(DATA TO EXAMINE Opens)

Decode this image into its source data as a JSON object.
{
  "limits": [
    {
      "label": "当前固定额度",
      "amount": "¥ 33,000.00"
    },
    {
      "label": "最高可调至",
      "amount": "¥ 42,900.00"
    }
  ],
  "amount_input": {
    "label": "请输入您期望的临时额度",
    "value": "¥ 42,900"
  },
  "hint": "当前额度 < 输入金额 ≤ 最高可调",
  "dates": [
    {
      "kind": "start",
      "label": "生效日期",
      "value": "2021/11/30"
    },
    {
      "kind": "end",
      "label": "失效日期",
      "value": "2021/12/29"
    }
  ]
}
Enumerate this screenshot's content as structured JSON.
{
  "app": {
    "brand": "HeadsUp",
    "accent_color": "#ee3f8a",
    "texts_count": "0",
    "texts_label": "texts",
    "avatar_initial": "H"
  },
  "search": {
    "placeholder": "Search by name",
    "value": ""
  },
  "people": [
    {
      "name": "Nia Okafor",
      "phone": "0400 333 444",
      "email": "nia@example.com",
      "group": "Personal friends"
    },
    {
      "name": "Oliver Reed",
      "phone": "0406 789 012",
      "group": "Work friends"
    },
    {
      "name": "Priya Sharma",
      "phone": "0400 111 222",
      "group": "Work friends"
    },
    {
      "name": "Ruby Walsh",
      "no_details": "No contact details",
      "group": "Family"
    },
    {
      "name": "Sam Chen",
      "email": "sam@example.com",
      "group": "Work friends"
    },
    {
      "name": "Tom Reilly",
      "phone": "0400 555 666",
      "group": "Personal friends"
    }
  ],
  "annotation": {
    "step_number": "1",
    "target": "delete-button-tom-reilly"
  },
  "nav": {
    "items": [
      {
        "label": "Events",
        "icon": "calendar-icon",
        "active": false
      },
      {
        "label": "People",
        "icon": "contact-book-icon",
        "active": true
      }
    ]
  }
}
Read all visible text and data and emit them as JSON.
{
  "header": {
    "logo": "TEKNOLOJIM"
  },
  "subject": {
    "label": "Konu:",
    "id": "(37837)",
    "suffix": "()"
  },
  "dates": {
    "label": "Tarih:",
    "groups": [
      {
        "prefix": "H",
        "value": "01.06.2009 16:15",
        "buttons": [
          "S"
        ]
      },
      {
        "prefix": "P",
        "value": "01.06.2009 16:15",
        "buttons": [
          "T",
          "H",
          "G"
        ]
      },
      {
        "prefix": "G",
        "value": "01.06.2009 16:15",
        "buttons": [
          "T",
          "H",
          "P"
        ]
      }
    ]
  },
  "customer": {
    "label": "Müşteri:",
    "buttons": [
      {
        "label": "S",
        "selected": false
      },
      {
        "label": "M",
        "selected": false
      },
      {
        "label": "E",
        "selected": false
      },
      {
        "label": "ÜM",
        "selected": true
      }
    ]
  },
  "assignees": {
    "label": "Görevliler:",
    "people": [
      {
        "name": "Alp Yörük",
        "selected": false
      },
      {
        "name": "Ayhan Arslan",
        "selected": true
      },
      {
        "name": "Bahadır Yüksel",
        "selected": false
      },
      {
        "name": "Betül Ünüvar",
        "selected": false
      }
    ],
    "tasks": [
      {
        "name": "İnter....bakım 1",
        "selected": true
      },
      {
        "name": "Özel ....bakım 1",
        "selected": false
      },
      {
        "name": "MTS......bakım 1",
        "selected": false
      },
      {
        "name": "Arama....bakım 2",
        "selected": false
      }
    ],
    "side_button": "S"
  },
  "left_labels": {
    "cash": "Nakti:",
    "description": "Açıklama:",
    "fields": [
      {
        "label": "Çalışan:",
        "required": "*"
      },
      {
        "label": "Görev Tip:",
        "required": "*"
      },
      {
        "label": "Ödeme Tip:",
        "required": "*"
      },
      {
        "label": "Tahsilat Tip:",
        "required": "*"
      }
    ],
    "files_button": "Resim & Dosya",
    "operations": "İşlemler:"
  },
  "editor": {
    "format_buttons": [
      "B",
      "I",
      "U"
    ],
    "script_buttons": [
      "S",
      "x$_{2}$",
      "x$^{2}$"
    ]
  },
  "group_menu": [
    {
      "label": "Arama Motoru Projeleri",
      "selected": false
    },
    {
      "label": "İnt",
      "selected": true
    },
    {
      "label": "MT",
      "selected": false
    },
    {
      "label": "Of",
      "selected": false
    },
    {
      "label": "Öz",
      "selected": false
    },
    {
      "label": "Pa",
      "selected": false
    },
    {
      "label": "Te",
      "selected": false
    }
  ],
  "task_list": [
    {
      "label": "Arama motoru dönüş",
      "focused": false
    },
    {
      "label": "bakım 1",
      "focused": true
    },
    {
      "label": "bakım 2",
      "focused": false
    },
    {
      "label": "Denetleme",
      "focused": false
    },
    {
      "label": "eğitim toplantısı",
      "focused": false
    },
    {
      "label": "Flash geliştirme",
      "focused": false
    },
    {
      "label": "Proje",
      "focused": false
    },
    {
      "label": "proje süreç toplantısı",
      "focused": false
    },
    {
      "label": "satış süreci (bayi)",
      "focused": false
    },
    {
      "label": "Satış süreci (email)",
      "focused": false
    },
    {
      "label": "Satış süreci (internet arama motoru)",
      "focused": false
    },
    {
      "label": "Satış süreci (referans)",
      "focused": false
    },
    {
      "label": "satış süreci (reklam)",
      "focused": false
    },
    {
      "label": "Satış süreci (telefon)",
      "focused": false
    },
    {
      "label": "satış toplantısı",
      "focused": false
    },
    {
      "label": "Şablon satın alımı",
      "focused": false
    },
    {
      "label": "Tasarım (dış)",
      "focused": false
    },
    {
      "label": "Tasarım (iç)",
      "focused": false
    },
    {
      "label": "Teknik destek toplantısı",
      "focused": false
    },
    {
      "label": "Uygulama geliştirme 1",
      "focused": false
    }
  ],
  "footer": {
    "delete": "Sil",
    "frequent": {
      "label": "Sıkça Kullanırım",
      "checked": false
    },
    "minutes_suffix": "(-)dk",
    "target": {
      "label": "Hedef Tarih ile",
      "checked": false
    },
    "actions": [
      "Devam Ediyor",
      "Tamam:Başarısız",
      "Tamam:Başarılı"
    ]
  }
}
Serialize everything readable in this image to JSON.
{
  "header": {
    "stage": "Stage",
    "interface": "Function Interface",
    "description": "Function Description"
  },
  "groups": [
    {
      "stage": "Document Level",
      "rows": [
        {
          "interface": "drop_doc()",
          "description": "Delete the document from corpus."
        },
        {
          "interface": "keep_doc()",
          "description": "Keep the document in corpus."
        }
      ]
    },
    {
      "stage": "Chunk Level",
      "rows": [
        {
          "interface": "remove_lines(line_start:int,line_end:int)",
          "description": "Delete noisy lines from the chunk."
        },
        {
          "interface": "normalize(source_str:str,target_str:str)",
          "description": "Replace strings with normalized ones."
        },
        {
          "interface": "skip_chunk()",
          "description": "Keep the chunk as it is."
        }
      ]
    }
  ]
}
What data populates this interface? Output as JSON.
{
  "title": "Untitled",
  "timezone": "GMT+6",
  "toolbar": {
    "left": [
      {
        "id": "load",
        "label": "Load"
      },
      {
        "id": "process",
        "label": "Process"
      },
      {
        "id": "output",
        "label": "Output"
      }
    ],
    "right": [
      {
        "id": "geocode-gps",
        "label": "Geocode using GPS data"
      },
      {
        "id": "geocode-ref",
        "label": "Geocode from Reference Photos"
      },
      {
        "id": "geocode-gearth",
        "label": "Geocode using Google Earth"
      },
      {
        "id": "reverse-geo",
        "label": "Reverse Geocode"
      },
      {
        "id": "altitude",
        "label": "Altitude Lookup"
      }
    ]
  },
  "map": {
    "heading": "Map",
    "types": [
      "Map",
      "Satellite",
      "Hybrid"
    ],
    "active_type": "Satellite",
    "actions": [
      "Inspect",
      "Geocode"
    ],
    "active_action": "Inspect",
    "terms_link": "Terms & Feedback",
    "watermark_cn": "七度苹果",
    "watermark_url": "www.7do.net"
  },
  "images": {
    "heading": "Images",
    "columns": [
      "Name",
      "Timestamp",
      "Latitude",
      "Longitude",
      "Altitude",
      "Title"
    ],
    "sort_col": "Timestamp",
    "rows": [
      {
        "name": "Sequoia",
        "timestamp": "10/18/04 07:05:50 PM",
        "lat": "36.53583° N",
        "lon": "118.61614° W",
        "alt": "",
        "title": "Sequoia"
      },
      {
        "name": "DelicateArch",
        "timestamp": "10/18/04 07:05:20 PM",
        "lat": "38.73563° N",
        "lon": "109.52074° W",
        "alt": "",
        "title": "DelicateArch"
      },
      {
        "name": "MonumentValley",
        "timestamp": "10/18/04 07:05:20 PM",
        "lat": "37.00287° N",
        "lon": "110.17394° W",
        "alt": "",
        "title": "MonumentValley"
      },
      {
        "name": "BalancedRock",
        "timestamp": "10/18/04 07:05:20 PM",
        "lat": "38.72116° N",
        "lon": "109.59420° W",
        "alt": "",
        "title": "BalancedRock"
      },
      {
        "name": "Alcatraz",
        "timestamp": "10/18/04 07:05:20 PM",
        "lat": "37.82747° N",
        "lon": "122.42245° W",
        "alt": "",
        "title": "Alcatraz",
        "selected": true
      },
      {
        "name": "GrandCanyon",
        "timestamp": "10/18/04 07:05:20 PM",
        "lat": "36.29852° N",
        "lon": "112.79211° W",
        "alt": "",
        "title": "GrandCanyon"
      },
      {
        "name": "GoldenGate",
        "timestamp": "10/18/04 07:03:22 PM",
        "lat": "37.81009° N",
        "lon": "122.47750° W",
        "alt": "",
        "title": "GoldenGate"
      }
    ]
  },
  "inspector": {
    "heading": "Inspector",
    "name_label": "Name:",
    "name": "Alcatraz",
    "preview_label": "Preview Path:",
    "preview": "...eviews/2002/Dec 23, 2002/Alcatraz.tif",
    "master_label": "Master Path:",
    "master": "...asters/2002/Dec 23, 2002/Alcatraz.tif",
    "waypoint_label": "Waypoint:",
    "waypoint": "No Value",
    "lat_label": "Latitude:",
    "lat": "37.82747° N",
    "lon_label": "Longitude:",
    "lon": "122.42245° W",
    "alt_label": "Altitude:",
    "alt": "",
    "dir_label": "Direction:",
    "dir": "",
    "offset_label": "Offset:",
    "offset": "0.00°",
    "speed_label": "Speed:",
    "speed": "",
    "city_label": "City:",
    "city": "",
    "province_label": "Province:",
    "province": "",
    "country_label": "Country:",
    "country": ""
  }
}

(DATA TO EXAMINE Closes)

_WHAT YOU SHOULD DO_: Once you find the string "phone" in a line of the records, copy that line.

_EXERCISE OUTPUT_:
      "phone": "0400 333 444",
      "phone": "0406 789 012",
      "phone": "0400 111 222",
      "phone": "0400 555 666",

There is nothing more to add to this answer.